START Records shown
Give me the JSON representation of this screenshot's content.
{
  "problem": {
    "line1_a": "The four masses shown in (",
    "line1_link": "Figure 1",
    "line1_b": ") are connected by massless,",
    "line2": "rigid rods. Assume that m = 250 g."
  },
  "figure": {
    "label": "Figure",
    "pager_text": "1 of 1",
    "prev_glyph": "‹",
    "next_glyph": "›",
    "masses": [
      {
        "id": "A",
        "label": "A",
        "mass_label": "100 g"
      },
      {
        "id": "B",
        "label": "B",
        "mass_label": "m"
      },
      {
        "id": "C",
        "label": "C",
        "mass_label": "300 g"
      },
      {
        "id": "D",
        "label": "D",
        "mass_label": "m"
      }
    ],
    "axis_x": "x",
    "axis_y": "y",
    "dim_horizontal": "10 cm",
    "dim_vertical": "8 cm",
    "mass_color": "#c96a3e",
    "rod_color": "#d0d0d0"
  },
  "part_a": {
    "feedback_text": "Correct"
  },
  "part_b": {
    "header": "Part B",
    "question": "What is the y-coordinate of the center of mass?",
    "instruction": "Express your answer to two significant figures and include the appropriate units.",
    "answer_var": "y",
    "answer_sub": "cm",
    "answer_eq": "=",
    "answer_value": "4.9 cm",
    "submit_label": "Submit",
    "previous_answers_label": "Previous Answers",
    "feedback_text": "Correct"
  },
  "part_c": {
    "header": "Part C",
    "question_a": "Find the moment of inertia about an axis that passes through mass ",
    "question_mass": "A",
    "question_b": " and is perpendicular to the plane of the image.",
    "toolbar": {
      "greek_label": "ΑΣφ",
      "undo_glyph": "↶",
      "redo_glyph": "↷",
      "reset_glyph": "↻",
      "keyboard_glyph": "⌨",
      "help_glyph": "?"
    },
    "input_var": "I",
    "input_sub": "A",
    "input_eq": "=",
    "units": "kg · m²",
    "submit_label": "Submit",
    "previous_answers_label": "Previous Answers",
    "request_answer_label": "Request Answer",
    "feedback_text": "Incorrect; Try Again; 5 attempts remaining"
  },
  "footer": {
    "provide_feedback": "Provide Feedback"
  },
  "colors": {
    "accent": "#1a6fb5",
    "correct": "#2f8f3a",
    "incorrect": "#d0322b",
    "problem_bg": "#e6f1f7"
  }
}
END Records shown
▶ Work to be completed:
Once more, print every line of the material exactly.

▶ Answer space:
Give me the JSON representation of this screenshot's content.
{
  "problem": {
    "line1_a": "The four masses shown in (",
    "line1_link": "Figure 1",
    "line1_b": ") are connected by massless,",
    "line2": "rigid rods. Assume that m = 250 g."
  },
  "figure": {
    "label": "Figure",
    "pager_text": "1 of 1",
    "prev_glyph": "‹",
    "next_glyph": "›",
    "masses": [
      {
        "id": "A",
        "label": "A",
        "mass_label": "100 g"
      },
      {
        "id": "B",
        "label": "B",
        "mass_label": "m"
      },
      {
        "id": "C",
        "label": "C",
        "mass_label": "300 g"
      },
      {
        "id": "D",
        "label": "D",
        "mass_label": "m"
      }
    ],
    "axis_x": "x",
    "axis_y": "y",
    "dim_horizontal": "10 cm",
    "dim_vertical": "8 cm",
    "mass_color": "#c96a3e",
    "rod_color": "#d0d0d0"
  },
  "part_a": {
    "feedback_text": "Correct"
  },
  "part_b": {
    "header": "Part B",
    "question": "What is the y-coordinate of the center of mass?",
    "instruction": "Express your answer to two significant figures and include the appropriate units.",
    "answer_var": "y",
    "answer_sub": "cm",
    "answer_eq": "=",
    "answer_value": "4.9 cm",
    "submit_label": "Submit",
    "previous_answers_label": "Previous Answers",
    "feedback_text": "Correct"
  },
  "part_c": {
    "header": "Part C",
    "question_a": "Find the moment of inertia about an axis that passes through mass ",
    "question_mass": "A",
    "question_b": " and is perpendicular to the plane of the image.",
    "toolbar": {
      "greek_label": "ΑΣφ",
      "undo_glyph": "↶",
      "redo_glyph": "↷",
      "reset_glyph": "↻",
      "keyboard_glyph": "⌨",
      "help_glyph": "?"
    },
    "input_var": "I",
    "input_sub": "A",
    "input_eq": "=",
    "units": "kg · m²",
    "submit_label": "Submit",
    "previous_answers_label": "Previous Answers",
    "request_answer_label": "Request Answer",
    "feedback_text": "Incorrect; Try Again; 5 attempts remaining"
  },
  "footer": {
    "provide_feedback": "Provide Feedback"
  },
  "colors": {
    "accent": "#1a6fb5",
    "correct": "#2f8f3a",
    "incorrect": "#d0322b",
    "problem_bg": "#e6f1f7"
  }
}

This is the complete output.